4. Check fares with online discounters or consolidators. But if you decide to deal via the Web with a consolidator or a discounter, be careful: There are fly-by-night Web operations that falsely claim to have access to cheaper tickets. Look for professional affiliations and years in business. Ask for the names of airlines it has contracts with. If it's a discounter, ask for the names of the consolidators it works with. The company should post a street address and a phone number on its Web site. One of the better sites is 1800FlyEurope.com, which specializes in Europe; like many online consolidators, it does not tell you the name of the airline until you book, but you can usually figure it out by checking the flight times against airline timetables. Other better-known online consolidators/discounters include Flights.com, Faremax.com, Airlineconsolidator.com and Airgorilla.com.
5. Check fares on specialized Web sites. Try Internet sites that deal in "opaque" pricing. Hotwire.com, Priceline.com and Onetravel.com's "white label" flights offer discounted, consolidator-like fares where you don't know the airline or flight times until after you book. Also, check with aggregators — companies that scout for low fares, then direct you to where to buy them; Cheapflights.com includes consolidator fares from several highly regarded companies.
6. Play all the angles. Some wholesale consolidators are also retail tour operators, so you may save money by booking a package deal that includes cheap air. For example, Pleasant Holidays, a top tour operator to Hawaii, owns consolidator Air by Pleasant. Picasso Travel, a top transatlantic consolidator, offers tours to Europe.
Ask your agent to consider combining published airfares with consolidator fares. For example, Norma Dugger, a travel agent with Portfolio Travel in Washington who is a certified Australia specialist, pointed out that consolidator fares to Australia are usually cheaper from the West Coast and can be combined with coast-to-coast sale fares.
7. Make sure what you see is what you get. Initial consolidator quotes usually don't include taxes and fuel surcharges, which can add up to $250 per ticket. Get a price that includes everything before purchasing. Ask if the ticket allows frequent-flier miles.
8. Don't buy until you double-check the fare. Once you get a quote for a consolidator ticket, compare it with buying from the airline and/or a third-party booking site, such as Travelocity.com or Orbitz.com. Fare wars, intense competition in a particular market and promotions touting a new route or service can cause airlines to undercut the contracts it has signed with consolidators.
9. Follow up with the airline. After you book and pay for your tickets, call the airline and double-check the booking to make sure it has a record of the transaction.

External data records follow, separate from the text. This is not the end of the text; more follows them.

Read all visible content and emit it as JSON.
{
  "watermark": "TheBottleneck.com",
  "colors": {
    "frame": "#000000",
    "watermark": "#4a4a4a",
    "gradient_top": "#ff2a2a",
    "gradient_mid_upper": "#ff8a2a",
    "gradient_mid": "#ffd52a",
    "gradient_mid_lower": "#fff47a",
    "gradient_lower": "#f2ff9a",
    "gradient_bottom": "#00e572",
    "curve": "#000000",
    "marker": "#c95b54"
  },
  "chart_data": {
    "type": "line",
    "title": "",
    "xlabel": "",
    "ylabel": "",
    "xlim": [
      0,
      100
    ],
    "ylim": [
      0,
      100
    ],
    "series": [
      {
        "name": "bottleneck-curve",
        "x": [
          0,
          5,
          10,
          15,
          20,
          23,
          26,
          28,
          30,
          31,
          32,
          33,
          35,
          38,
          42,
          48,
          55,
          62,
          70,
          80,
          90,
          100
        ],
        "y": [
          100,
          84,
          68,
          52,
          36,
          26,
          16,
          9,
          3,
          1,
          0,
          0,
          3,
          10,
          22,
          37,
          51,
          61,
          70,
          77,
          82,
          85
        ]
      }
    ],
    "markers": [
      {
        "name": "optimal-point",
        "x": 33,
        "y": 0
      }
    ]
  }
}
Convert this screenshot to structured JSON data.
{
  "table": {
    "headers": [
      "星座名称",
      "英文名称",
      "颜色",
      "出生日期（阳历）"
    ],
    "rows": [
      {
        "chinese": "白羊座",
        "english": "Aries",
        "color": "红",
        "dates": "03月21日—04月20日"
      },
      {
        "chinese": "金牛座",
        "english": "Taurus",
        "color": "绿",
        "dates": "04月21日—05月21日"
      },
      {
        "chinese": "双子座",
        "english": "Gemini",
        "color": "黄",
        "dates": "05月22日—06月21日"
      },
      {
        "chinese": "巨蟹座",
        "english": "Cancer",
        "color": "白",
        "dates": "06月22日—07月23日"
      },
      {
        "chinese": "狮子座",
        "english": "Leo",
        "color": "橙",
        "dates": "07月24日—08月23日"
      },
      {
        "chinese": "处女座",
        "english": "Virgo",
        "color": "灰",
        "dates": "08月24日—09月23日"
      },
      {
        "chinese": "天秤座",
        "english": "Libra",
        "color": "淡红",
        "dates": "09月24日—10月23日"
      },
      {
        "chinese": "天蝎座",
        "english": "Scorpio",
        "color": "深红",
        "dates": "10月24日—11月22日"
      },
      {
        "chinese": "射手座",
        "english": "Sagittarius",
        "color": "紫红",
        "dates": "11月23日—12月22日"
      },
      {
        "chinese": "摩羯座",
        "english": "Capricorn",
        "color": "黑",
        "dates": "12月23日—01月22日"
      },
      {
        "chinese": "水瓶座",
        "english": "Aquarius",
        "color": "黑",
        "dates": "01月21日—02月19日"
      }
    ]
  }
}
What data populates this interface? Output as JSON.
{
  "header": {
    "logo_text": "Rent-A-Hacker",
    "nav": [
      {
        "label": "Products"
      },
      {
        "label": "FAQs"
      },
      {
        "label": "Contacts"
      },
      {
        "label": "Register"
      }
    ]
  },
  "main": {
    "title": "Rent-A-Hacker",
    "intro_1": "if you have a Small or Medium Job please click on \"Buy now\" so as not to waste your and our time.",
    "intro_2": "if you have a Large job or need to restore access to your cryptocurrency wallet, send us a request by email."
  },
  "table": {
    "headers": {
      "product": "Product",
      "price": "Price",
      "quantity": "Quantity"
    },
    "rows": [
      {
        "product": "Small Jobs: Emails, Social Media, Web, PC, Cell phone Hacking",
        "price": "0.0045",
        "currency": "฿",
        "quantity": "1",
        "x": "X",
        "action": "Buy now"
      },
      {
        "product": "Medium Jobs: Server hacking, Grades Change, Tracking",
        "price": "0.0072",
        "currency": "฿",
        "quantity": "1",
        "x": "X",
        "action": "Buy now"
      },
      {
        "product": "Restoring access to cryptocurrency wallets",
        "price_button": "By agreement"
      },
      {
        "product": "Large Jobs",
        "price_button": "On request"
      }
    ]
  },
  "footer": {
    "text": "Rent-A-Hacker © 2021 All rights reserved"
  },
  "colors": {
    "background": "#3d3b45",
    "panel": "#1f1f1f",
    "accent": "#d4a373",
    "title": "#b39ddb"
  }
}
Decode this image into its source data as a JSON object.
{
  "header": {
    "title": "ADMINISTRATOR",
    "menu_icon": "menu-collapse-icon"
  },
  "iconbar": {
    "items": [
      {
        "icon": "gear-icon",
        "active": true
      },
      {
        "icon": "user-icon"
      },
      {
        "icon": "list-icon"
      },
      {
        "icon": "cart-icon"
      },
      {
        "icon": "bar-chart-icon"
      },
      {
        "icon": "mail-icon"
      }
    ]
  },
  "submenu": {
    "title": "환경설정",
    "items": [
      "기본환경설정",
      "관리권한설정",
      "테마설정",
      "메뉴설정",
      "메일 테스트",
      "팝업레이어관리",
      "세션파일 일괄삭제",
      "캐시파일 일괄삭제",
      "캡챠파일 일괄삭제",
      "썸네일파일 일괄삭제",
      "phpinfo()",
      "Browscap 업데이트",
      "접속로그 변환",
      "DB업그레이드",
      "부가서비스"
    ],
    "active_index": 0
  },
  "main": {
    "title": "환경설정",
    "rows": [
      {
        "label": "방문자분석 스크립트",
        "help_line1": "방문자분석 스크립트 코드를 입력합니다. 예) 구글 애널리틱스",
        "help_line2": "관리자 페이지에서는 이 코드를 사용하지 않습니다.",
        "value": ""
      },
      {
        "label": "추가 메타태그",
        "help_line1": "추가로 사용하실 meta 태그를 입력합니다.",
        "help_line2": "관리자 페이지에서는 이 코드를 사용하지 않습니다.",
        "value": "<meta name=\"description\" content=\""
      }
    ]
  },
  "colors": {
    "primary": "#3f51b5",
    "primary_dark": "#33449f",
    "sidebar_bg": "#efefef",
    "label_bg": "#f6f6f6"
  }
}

10. Get your tickets. Don't allow a long period of time to pass between payment and issuance of tickets. In the months before consolidator Euram went belly-up in 1998, consumers were being asked to pay months in advance, but getting their tickets just a week before travel — an early red flag. Many consolidators issue e-tickets now, which is fine, but make sure they are sent to you pronto.